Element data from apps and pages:
┏━━
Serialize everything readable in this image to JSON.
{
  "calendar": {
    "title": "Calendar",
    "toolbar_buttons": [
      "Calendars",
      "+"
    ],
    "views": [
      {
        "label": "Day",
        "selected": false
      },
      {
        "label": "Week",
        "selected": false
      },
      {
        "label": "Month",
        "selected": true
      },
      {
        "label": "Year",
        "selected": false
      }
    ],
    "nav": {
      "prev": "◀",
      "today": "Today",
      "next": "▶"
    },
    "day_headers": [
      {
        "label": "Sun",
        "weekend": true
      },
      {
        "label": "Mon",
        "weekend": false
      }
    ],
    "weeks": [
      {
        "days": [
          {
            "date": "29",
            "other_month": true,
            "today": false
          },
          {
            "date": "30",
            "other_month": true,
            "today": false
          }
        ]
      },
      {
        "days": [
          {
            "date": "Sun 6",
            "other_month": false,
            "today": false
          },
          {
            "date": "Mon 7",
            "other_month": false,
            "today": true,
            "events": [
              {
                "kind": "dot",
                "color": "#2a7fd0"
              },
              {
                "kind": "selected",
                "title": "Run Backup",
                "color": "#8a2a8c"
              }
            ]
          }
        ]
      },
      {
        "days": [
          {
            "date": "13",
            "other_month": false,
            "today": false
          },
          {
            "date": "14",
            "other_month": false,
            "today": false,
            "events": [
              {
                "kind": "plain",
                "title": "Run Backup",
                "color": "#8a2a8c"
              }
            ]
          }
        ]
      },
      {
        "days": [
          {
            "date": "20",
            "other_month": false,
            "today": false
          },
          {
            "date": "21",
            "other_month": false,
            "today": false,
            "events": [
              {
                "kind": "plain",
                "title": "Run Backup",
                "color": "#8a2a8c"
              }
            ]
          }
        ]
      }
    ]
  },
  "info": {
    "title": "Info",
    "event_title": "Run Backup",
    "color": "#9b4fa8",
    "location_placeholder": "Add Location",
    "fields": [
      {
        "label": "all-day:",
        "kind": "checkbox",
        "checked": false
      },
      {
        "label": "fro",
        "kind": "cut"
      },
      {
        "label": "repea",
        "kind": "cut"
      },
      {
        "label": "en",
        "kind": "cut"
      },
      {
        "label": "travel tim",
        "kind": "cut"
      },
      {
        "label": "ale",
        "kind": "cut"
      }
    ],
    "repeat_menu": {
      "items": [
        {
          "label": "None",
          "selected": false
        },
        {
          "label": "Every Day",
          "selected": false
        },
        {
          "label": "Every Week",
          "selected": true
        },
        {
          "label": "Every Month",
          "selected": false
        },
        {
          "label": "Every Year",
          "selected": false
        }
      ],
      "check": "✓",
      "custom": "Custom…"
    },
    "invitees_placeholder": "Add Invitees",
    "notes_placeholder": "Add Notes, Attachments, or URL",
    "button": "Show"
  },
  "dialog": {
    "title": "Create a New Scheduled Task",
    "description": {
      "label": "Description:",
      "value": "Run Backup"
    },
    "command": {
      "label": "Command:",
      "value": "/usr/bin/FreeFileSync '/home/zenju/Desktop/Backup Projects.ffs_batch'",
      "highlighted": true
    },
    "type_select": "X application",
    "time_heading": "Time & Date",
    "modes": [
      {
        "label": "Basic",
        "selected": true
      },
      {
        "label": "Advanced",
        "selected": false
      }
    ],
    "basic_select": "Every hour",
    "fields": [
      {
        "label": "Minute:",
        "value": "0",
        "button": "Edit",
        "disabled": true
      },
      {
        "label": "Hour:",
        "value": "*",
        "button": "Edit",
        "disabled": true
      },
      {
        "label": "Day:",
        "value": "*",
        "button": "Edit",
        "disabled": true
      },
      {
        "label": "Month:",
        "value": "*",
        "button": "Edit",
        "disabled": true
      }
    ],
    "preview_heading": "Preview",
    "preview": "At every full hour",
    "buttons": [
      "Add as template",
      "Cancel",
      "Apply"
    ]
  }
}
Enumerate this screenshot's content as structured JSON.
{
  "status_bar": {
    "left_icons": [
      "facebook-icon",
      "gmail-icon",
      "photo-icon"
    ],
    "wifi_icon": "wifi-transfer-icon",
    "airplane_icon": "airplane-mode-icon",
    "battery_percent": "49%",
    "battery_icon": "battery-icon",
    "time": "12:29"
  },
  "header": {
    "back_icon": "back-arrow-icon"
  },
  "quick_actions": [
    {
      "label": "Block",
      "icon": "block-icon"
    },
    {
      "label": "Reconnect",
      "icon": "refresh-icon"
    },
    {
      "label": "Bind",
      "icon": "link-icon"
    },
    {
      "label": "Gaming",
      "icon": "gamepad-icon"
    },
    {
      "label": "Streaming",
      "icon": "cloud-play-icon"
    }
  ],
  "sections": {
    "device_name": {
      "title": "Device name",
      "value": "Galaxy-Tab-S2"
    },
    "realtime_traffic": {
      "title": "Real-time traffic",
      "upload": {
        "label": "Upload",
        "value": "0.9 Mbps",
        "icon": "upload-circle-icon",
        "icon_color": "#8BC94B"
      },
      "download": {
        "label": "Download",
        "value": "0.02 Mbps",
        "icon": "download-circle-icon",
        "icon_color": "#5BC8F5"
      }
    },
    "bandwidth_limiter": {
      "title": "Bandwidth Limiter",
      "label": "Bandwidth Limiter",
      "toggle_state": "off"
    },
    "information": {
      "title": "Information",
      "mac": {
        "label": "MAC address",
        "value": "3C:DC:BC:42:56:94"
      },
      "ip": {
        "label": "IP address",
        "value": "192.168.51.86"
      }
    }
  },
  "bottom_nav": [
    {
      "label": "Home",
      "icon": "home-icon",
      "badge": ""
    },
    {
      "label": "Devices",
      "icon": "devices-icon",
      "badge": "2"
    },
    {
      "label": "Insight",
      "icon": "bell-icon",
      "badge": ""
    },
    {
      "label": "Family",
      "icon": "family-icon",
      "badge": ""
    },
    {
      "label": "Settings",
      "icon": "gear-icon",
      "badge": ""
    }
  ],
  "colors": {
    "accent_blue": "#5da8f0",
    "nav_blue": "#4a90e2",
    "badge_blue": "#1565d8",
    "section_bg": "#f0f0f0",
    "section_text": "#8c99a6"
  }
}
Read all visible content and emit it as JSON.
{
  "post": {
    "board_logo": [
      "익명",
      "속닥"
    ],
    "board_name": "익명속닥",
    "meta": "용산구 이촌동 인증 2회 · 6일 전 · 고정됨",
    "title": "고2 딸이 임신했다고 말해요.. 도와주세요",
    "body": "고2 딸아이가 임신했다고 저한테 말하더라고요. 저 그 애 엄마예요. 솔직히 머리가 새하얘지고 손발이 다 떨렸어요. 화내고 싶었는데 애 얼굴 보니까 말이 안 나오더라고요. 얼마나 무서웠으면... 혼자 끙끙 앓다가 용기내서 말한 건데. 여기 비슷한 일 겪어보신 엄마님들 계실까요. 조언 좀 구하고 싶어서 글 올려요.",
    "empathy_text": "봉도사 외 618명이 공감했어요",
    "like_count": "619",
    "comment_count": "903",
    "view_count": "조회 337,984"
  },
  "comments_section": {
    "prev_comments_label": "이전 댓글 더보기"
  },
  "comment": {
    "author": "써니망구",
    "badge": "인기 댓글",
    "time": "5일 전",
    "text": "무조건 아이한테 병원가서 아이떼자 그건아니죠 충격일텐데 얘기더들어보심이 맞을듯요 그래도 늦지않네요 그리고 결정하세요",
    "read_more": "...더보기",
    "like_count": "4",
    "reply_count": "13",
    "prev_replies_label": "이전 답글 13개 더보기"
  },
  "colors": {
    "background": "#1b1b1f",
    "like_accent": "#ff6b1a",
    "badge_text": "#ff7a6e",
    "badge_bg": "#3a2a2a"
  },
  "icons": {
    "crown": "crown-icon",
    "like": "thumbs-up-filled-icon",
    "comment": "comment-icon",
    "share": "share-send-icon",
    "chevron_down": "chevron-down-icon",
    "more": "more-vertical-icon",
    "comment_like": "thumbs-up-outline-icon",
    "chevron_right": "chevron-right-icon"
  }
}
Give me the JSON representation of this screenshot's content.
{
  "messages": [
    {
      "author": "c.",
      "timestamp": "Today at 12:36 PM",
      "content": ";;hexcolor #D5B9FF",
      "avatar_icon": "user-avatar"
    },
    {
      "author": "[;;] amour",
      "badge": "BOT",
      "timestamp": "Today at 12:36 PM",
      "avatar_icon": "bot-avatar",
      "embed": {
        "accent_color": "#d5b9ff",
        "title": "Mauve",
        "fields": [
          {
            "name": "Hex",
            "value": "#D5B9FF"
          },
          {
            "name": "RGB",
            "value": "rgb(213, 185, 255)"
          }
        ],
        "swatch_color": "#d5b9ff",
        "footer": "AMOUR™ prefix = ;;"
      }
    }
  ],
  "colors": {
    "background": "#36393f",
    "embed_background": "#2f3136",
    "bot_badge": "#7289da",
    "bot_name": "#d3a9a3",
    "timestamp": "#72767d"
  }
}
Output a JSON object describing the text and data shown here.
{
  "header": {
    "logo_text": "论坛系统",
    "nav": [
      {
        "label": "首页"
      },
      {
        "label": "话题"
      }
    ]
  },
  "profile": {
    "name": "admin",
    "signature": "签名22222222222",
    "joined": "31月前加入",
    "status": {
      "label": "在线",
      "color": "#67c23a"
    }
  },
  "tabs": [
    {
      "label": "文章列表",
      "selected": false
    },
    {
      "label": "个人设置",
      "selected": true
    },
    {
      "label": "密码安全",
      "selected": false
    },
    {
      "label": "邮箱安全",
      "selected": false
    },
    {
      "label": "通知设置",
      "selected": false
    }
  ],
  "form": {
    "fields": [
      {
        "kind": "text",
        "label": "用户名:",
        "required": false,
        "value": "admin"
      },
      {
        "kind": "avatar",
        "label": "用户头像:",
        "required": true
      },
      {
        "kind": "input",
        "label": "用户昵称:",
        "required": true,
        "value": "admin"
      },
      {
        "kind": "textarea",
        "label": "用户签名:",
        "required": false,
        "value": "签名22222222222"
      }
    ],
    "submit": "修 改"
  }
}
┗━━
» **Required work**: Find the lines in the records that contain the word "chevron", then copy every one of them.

» **Expected answer**:
    "chevron_down": "chevron-down-icon",
    "chevron_right": "chevron-right-icon"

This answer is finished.